Currently, NASA’s Perseverance Rover’s MOXIE experiment aims to change what little CO2 there is on Mars to oxygen. Since the amount would be so small, a more feasible plan may be to export oxygen-creating extremophile microorganisms from Earth. Some 2.5 billion years ago, it was similar cyanobacteria that created our oxygen-rich atmosphere.
Unfortunately, NASA determined in 1976 that using microorganisms to create a breathable atmosphere might take thousands of years. Moreover, since Mars has lost its magnetic field, it would be a lost cause anyway.
Therefore, the first problem is fixing Mar’s magnetic field. But how?
Mar’s Magnetic Field
Interestingly, according to the Planetary Society:
“While we don’t have the technology to churn the core of a planet faster to revive its magnetic field, NASA’s Chief Scientist Dr. Jim Green and his colleagues have theorized that a magnetic field placed at point called L1 between the Sun and Mars, where their gravities roughly cancel out, could in theory encompass Mars and protect it from the solar wind.”
Currently, Green says scientists can already place a weak field at the stable Sun-Mars L1 Lagrange point. (2,000 Gauss) So, if they can figure out how to make the magnetic field stronger ( more like 10,000 Gauss), it could work.
Again, talk about saving the Martian atmosphere harkens back to the ancient astronaut theory. To save the atmosphere on their home planet, the Anunnaki came to Earth to mine for gold. Then, they used the gold in some unknown way to protect their atmosphere. Perhaps, they were creating a protective magnetic field? Maybe it’s not so far-fetched after all?
See more about Lagrange points from Spacedock:
Martians Returning Home
If all went well, then Mars might become more Earth-like again. However, due to the lower gravity, conditions would likely be similar to living in the Himalayan mountains. Think: cold with thin, oxygen-low air.
Interestingly, there are signs of lost ancient cultures in the Himalayas here on Earth. Likewise, Martian conditions in the higher altitudes of Chile seem to coincide with frequent UFO reports.
Maybe, just maybe, the ETs found conditions there just perfect.
Considering everything, it seems like a better bet to restore the environment here on the Blue Planet before we head on over to the Red one.
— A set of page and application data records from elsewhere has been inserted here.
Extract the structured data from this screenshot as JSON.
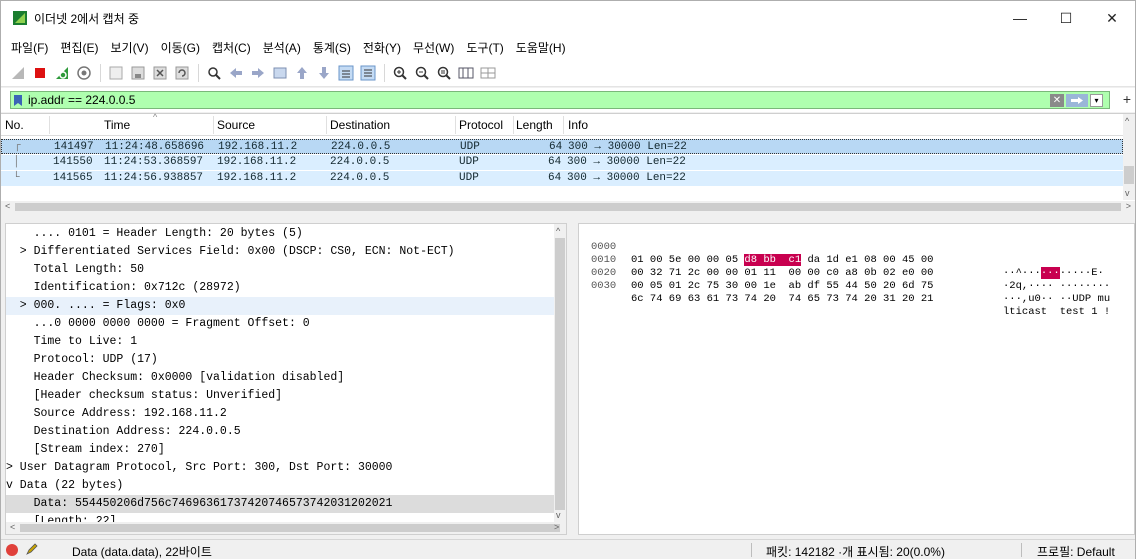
{
  "window": {
    "title": "이더넷 2에서 캡처 중",
    "minimize": "—",
    "maximize": "☐",
    "close": "✕"
  },
  "menu": [
    "파일(F)",
    "편집(E)",
    "보기(V)",
    "이동(G)",
    "캡처(C)",
    "분석(A)",
    "통계(S)",
    "전화(Y)",
    "무선(W)",
    "도구(T)",
    "도움말(H)"
  ],
  "filter": {
    "value": "ip.addr == 224.0.0.5",
    "clear": "✕",
    "add": "+"
  },
  "columns": [
    "No.",
    "Time",
    "Source",
    "Destination",
    "Protocol",
    "Length",
    "Info"
  ],
  "packets": [
    {
      "no": "141497",
      "time": "11:24:48.658696",
      "source": "192.168.11.2",
      "destination": "224.0.0.5",
      "protocol": "UDP",
      "length": "64",
      "info": "300 → 30000 Len=22"
    },
    {
      "no": "141550",
      "time": "11:24:53.368597",
      "source": "192.168.11.2",
      "destination": "224.0.0.5",
      "protocol": "UDP",
      "length": "64",
      "info": "300 → 30000 Len=22"
    },
    {
      "no": "141565",
      "time": "11:24:56.938857",
      "source": "192.168.11.2",
      "destination": "224.0.0.5",
      "protocol": "UDP",
      "length": "64",
      "info": "300 → 30000 Len=22"
    }
  ],
  "details": [
    "    .... 0101 = Header Length: 20 bytes (5)",
    "  > Differentiated Services Field: 0x00 (DSCP: CS0, ECN: Not-ECT)",
    "    Total Length: 50",
    "    Identification: 0x712c (28972)",
    "  > 000. .... = Flags: 0x0",
    "    ...0 0000 0000 0000 = Fragment Offset: 0",
    "    Time to Live: 1",
    "    Protocol: UDP (17)",
    "    Header Checksum: 0x0000 [validation disabled]",
    "    [Header checksum status: Unverified]",
    "    Source Address: 192.168.11.2",
    "    Destination Address: 224.0.0.5",
    "    [Stream index: 270]",
    "> User Datagram Protocol, Src Port: 300, Dst Port: 30000",
    "v Data (22 bytes)",
    "    Data: 554450206d756c74696361737420746573742031202021",
    "    [Length: 22]"
  ],
  "hex": [
    {
      "off": "0000",
      "bytes_a": "01 00 5e 00 00 05 ",
      "bytes_hl": "d8 bb  c1",
      "bytes_b": " da 1d e1 08 00 45 00",
      "ascii_a": "··^···",
      "ascii_hl": "···",
      "ascii_b": "·····E·"
    },
    {
      "off": "0010",
      "bytes_a": "00 32 71 2c 00 00 01 11  00 00 c0 a8 0b 02 e0 00",
      "bytes_hl": "",
      "bytes_b": "",
      "ascii_a": "·2q,···· ········",
      "ascii_hl": "",
      "ascii_b": ""
    },
    {
      "off": "0020",
      "bytes_a": "00 05 01 2c 75 30 00 1e  ab df 55 44 50 20 6d 75",
      "bytes_hl": "",
      "bytes_b": "",
      "ascii_a": "···,u0·· ··UDP mu",
      "ascii_hl": "",
      "ascii_b": ""
    },
    {
      "off": "0030",
      "bytes_a": "6c 74 69 63 61 73 74 20  74 65 73 74 20 31 20 21",
      "bytes_hl": "",
      "bytes_b": "",
      "ascii_a": "lticast  test 1 !",
      "ascii_hl": "",
      "ascii_b": ""
    }
  ],
  "status": {
    "field": "Data (data.data), 22바이트",
    "packets": "패킷: 142182 ·개 표시됨: 20(0.0%)",
    "profile": "프로필: Default"
  },
  "colors": {
    "filter_ok": "#afffaf",
    "row_selected": "#b8d8f4",
    "row_normal": "#daeeff",
    "byte_highlight": "#c8004f"
  }
}
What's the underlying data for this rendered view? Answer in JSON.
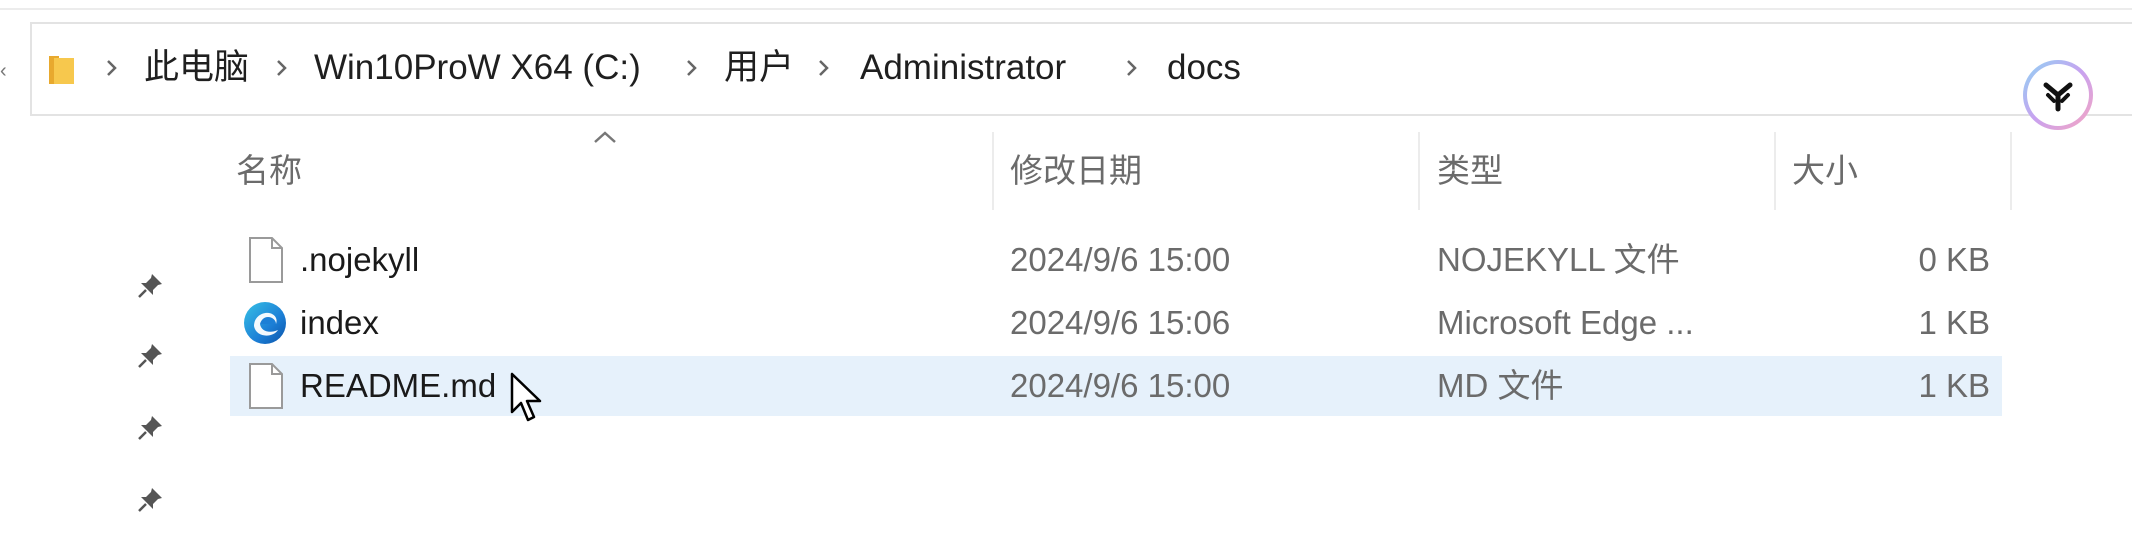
{
  "address_bar": {
    "breadcrumbs": [
      "此电脑",
      "Win10ProW X64 (C:)",
      "用户",
      "Administrator",
      "docs"
    ]
  },
  "columns": {
    "name": "名称",
    "modified": "修改日期",
    "type": "类型",
    "size": "大小"
  },
  "files": [
    {
      "name": ".nojekyll",
      "modified": "2024/9/6 15:00",
      "type": "NOJEKYLL 文件",
      "size": "0 KB",
      "icon": "blank-file-icon",
      "selected": false
    },
    {
      "name": "index",
      "modified": "2024/9/6 15:06",
      "type": "Microsoft Edge ...",
      "size": "1 KB",
      "icon": "edge-icon",
      "selected": false
    },
    {
      "name": "README.md",
      "modified": "2024/9/6 15:00",
      "type": "MD 文件",
      "size": "1 KB",
      "icon": "blank-file-icon",
      "selected": true
    }
  ],
  "colors": {
    "selection": "#e6f1fb",
    "folder": "#f2c14e",
    "header_text": "#6b6b6b"
  }
}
Nevertheless, seeing astronauts on Mars seems inevitable in our quest to find other life in the universe.
As when we arrived on the Moon, humans will become the extraterrestrials, if not Martians returning home.
Featured image: Screenshot via YouTube